Content starts

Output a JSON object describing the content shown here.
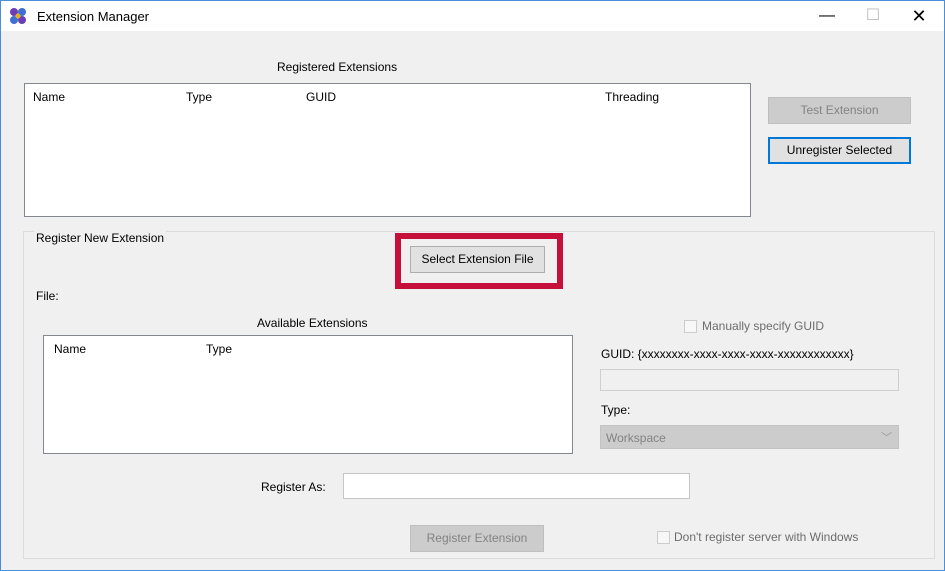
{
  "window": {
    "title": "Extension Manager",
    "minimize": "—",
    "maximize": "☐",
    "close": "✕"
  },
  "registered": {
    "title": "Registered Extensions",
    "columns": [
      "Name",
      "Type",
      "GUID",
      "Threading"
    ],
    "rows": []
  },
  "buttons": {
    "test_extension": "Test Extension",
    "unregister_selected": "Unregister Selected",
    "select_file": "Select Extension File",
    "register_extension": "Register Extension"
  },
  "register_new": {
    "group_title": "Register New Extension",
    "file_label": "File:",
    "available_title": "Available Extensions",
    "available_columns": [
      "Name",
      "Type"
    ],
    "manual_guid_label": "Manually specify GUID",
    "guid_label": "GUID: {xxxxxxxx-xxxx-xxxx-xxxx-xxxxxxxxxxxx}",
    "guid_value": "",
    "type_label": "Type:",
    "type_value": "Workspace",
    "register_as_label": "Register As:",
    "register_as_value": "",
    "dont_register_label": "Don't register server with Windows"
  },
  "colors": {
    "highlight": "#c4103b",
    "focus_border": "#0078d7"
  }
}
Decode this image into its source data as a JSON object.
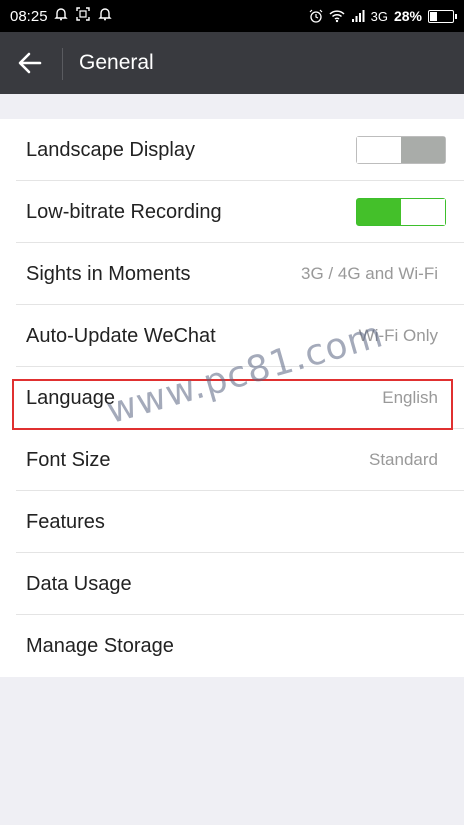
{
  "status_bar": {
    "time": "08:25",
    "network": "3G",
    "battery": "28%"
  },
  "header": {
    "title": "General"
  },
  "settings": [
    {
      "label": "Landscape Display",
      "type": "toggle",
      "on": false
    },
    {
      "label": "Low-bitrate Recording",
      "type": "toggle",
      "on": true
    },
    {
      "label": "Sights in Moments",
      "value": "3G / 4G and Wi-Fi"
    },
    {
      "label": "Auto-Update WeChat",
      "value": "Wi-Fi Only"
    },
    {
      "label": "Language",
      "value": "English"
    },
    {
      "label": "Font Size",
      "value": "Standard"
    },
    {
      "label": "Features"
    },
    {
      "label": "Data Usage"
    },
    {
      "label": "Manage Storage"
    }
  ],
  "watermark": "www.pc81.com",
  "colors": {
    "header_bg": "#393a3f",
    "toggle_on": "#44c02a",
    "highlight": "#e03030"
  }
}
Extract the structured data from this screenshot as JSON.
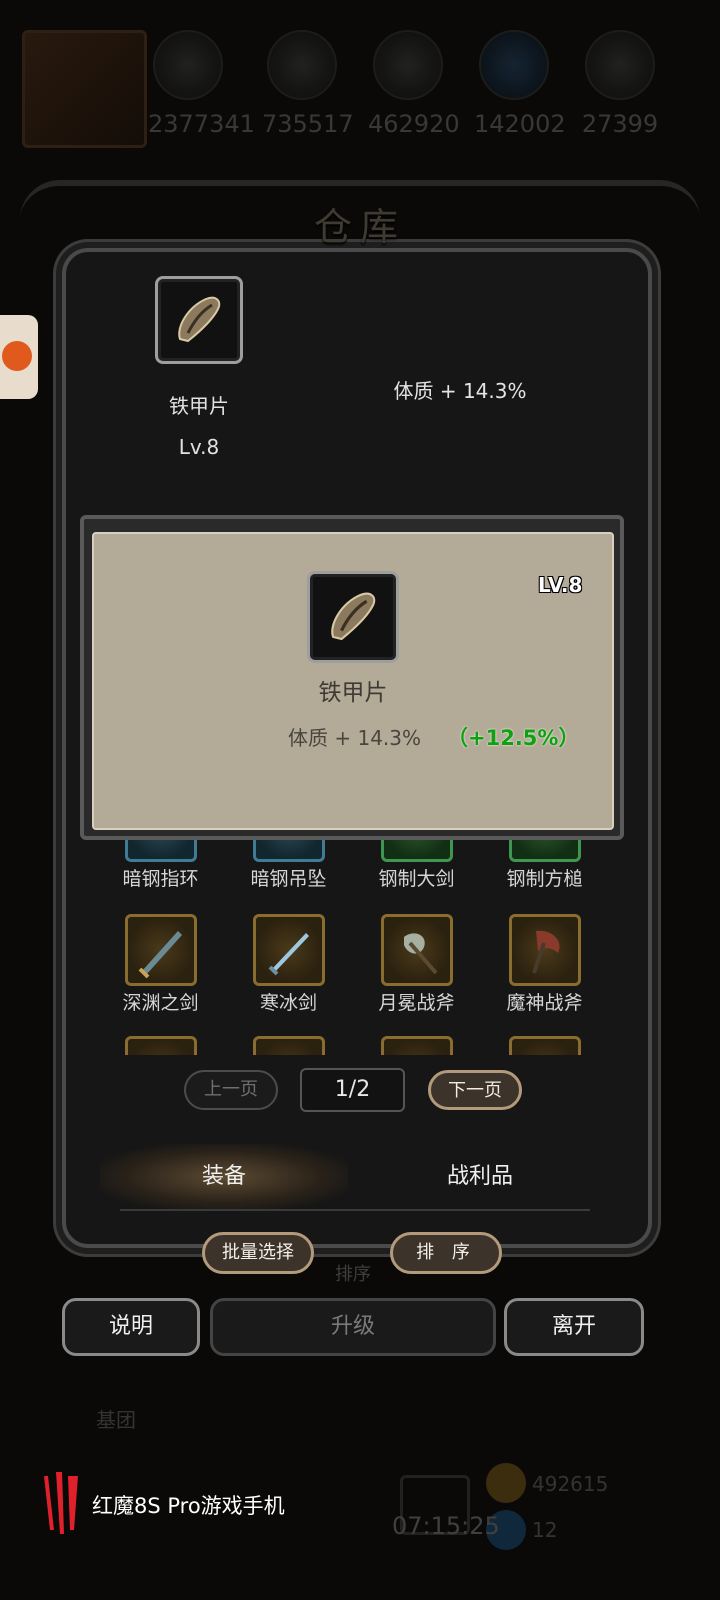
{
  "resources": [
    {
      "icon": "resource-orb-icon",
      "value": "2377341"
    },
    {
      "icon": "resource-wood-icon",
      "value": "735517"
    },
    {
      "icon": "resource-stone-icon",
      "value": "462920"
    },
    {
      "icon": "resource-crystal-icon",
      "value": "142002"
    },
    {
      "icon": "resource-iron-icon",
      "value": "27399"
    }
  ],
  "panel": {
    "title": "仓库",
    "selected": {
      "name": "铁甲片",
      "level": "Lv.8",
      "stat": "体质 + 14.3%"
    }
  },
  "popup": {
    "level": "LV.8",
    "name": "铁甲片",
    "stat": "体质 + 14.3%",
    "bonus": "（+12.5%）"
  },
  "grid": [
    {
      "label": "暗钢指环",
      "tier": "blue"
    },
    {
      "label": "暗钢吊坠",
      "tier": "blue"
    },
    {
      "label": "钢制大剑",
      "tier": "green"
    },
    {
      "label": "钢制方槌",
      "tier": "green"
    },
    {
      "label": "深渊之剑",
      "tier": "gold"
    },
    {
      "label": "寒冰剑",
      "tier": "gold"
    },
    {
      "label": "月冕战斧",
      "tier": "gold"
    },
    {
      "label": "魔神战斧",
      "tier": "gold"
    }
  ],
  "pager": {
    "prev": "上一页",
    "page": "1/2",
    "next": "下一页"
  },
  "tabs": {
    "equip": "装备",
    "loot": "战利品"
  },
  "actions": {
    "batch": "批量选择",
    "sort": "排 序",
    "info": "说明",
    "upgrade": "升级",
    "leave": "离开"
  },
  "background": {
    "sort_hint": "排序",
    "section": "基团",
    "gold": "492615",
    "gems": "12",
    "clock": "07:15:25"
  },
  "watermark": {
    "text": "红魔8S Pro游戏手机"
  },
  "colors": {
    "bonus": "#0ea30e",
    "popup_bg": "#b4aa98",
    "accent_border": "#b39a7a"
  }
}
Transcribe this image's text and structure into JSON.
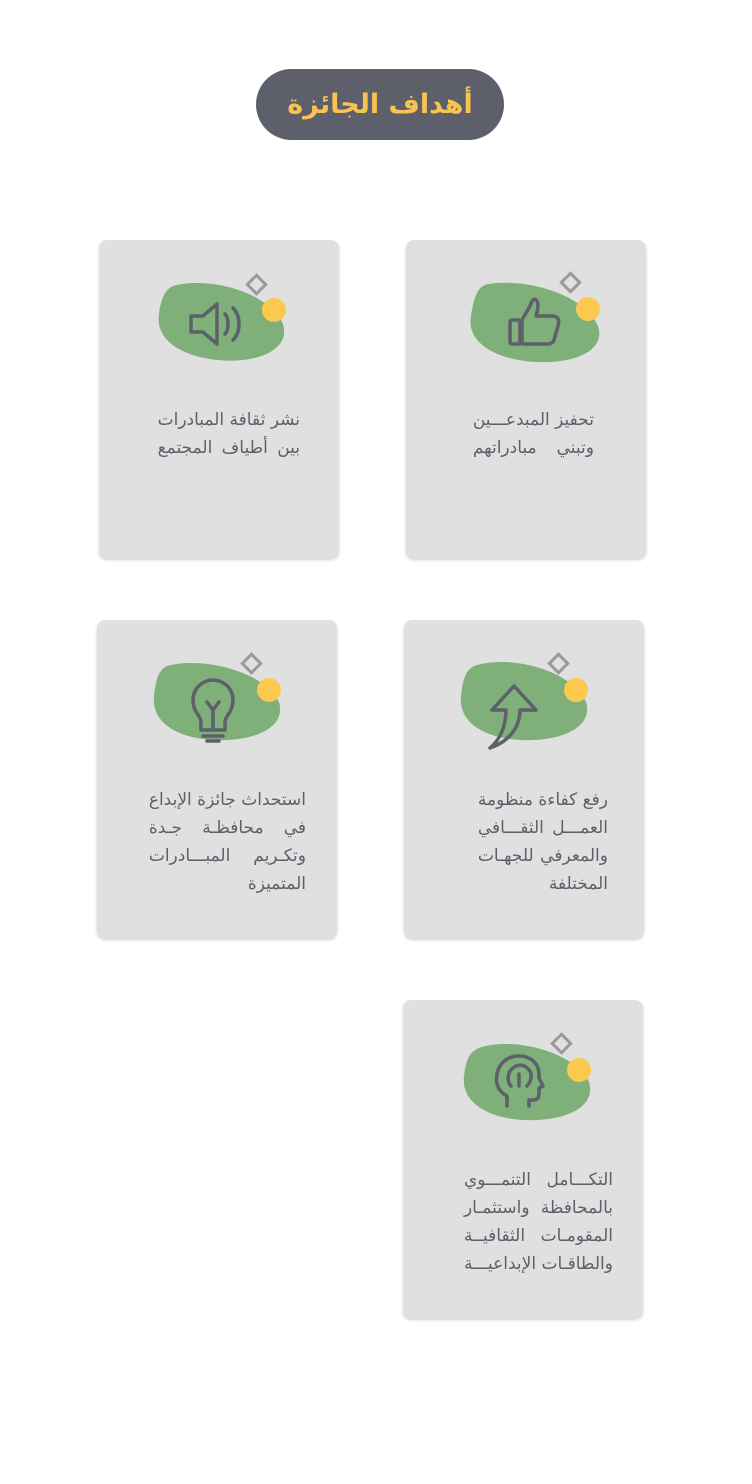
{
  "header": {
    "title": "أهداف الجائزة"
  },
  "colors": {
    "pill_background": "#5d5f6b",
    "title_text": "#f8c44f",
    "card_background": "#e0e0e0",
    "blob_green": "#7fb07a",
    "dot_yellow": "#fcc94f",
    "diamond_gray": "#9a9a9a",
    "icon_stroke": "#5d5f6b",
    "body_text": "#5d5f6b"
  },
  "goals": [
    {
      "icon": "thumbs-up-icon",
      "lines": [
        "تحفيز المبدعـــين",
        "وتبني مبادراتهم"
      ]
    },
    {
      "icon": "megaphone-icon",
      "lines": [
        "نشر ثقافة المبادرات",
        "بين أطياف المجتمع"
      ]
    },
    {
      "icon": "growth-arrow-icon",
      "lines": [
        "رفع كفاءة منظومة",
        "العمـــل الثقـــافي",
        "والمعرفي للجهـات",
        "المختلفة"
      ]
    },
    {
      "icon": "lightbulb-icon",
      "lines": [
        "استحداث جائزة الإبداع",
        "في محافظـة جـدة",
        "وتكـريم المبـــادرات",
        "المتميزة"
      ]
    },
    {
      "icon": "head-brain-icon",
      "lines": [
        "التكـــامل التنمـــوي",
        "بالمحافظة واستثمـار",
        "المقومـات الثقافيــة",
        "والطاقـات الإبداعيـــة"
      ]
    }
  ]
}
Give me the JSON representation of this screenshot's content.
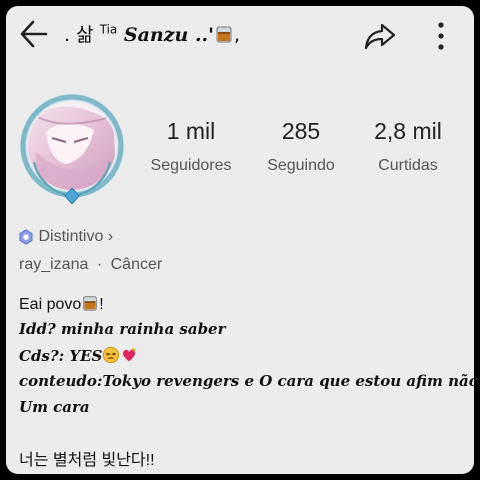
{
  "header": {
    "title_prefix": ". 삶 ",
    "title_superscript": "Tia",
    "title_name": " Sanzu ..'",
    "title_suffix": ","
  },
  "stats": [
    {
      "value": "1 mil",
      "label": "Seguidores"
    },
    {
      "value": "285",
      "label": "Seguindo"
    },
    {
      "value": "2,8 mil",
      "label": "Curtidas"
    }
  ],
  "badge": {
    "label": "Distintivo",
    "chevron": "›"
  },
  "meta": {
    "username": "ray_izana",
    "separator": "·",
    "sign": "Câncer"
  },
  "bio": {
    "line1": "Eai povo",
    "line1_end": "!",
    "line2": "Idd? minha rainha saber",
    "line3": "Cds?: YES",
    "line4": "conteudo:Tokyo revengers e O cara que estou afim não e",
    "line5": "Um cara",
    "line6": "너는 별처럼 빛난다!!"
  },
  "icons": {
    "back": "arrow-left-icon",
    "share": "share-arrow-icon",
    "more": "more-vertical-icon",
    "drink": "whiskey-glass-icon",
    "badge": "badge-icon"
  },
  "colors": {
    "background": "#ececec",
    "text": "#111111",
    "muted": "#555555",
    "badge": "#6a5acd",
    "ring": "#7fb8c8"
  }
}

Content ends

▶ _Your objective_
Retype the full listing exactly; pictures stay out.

▶ _Result_
Output a JSON object describing the content shown here.
{
  "window": {
    "title": "Extension Manager",
    "minimize": "—",
    "maximize": "☐",
    "close": "✕"
  },
  "registered": {
    "title": "Registered Extensions",
    "columns": [
      "Name",
      "Type",
      "GUID",
      "Threading"
    ],
    "rows": []
  },
  "buttons": {
    "test_extension": "Test Extension",
    "unregister_selected": "Unregister Selected",
    "select_file": "Select Extension File",
    "register_extension": "Register Extension"
  },
  "register_new": {
    "group_title": "Register New Extension",
    "file_label": "File:",
    "available_title": "Available Extensions",
    "available_columns": [
      "Name",
      "Type"
    ],
    "manual_guid_label": "Manually specify GUID",
    "guid_label": "GUID: {xxxxxxxx-xxxx-xxxx-xxxx-xxxxxxxxxxxx}",
    "guid_value": "",
    "type_label": "Type:",
    "type_value": "Workspace",
    "register_as_label": "Register As:",
    "register_as_value": "",
    "dont_register_label": "Don't register server with Windows"
  },
  "colors": {
    "highlight": "#c4103b",
    "focus_border": "#0078d7"
  }
}
Decode this image into its source data as a JSON object.
{
  "status_bar": {
    "time": "08:25",
    "network": "3G",
    "battery": "28%"
  },
  "header": {
    "title": "General"
  },
  "settings": [
    {
      "label": "Landscape Display",
      "type": "toggle",
      "on": false
    },
    {
      "label": "Low-bitrate Recording",
      "type": "toggle",
      "on": true
    },
    {
      "label": "Sights in Moments",
      "value": "3G / 4G and Wi-Fi"
    },
    {
      "label": "Auto-Update WeChat",
      "value": "Wi-Fi Only"
    },
    {
      "label": "Language",
      "value": "English"
    },
    {
      "label": "Font Size",
      "value": "Standard"
    },
    {
      "label": "Features"
    },
    {
      "label": "Data Usage"
    },
    {
      "label": "Manage Storage"
    }
  ],
  "watermark": "www.pc81.com",
  "colors": {
    "header_bg": "#393a3f",
    "toggle_on": "#44c02a",
    "highlight": "#e03030"
  }
}
Extract the structured data from this screenshot as JSON.
{
  "resources": [
    {
      "icon": "resource-orb-icon",
      "value": "2377341"
    },
    {
      "icon": "resource-wood-icon",
      "value": "735517"
    },
    {
      "icon": "resource-stone-icon",
      "value": "462920"
    },
    {
      "icon": "resource-crystal-icon",
      "value": "142002"
    },
    {
      "icon": "resource-iron-icon",
      "value": "27399"
    }
  ],
  "panel": {
    "title": "仓库",
    "selected": {
      "name": "铁甲片",
      "level": "Lv.8",
      "stat": "体质 + 14.3%"
    }
  },
  "popup": {
    "level": "LV.8",
    "name": "铁甲片",
    "stat": "体质 + 14.3%",
    "bonus": "（+12.5%）"
  },
  "grid": [
    {
      "label": "暗钢指环",
      "tier": "blue"
    },
    {
      "label": "暗钢吊坠",
      "tier": "blue"
    },
    {
      "label": "钢制大剑",
      "tier": "green"
    },
    {
      "label": "钢制方槌",
      "tier": "green"
    },
    {
      "label": "深渊之剑",
      "tier": "gold"
    },
    {
      "label": "寒冰剑",
      "tier": "gold"
    },
    {
      "label": "月冕战斧",
      "tier": "gold"
    },
    {
      "label": "魔神战斧",
      "tier": "gold"
    }
  ],
  "pager": {
    "prev": "上一页",
    "page": "1/2",
    "next": "下一页"
  },
  "tabs": {
    "equip": "装备",
    "loot": "战利品"
  },
  "actions": {
    "batch": "批量选择",
    "sort": "排 序",
    "info": "说明",
    "upgrade": "升级",
    "leave": "离开"
  },
  "background": {
    "sort_hint": "排序",
    "section": "基团",
    "gold": "492615",
    "gems": "12",
    "clock": "07:15:25"
  },
  "watermark": {
    "text": "红魔8S Pro游戏手机"
  },
  "colors": {
    "bonus": "#0ea30e",
    "popup_bg": "#b4aa98",
    "accent_border": "#b39a7a"
  }
}
Transcribe this image's text and structure into JSON.
{
  "header": {
    "title": "أهداف الجائزة"
  },
  "colors": {
    "pill_background": "#5d5f6b",
    "title_text": "#f8c44f",
    "card_background": "#e0e0e0",
    "blob_green": "#7fb07a",
    "dot_yellow": "#fcc94f",
    "diamond_gray": "#9a9a9a",
    "icon_stroke": "#5d5f6b",
    "body_text": "#5d5f6b"
  },
  "goals": [
    {
      "icon": "thumbs-up-icon",
      "lines": [
        "تحفيز المبدعـــين",
        "وتبني مبادراتهم"
      ]
    },
    {
      "icon": "megaphone-icon",
      "lines": [
        "نشر ثقافة المبادرات",
        "بين أطياف المجتمع"
      ]
    },
    {
      "icon": "growth-arrow-icon",
      "lines": [
        "رفع كفاءة منظومة",
        "العمـــل الثقـــافي",
        "والمعرفي للجهـات",
        "المختلفة"
      ]
    },
    {
      "icon": "lightbulb-icon",
      "lines": [
        "استحداث جائزة الإبداع",
        "في محافظـة جـدة",
        "وتكـريم المبـــادرات",
        "المتميزة"
      ]
    },
    {
      "icon": "head-brain-icon",
      "lines": [
        "التكـــامل التنمـــوي",
        "بالمحافظة واستثمـار",
        "المقومـات الثقافيــة",
        "والطاقـات الإبداعيـــة"
      ]
    }
  ]
}
Give me the JSON representation of this screenshot's content.
{
  "header": {
    "title_prefix": ". 삶 ",
    "title_superscript": "Tia",
    "title_name": " Sanzu ..'",
    "title_suffix": ","
  },
  "stats": [
    {
      "value": "1 mil",
      "label": "Seguidores"
    },
    {
      "value": "285",
      "label": "Seguindo"
    },
    {
      "value": "2,8 mil",
      "label": "Curtidas"
    }
  ],
  "badge": {
    "label": "Distintivo",
    "chevron": "›"
  },
  "meta": {
    "username": "ray_izana",
    "separator": "·",
    "sign": "Câncer"
  },
  "bio": {
    "line1": "Eai povo",
    "line1_end": "!",
    "line2": "Idd? minha rainha saber",
    "line3": "Cds?: YES",
    "line4": "conteudo:Tokyo revengers e O cara que estou afim não e",
    "line5": "Um cara",
    "line6": "너는 별처럼 빛난다!!"
  },
  "icons": {
    "back": "arrow-left-icon",
    "share": "share-arrow-icon",
    "more": "more-vertical-icon",
    "drink": "whiskey-glass-icon",
    "badge": "badge-icon"
  },
  "colors": {
    "background": "#ececec",
    "text": "#111111",
    "muted": "#555555",
    "badge": "#6a5acd",
    "ring": "#7fb8c8"
  }
}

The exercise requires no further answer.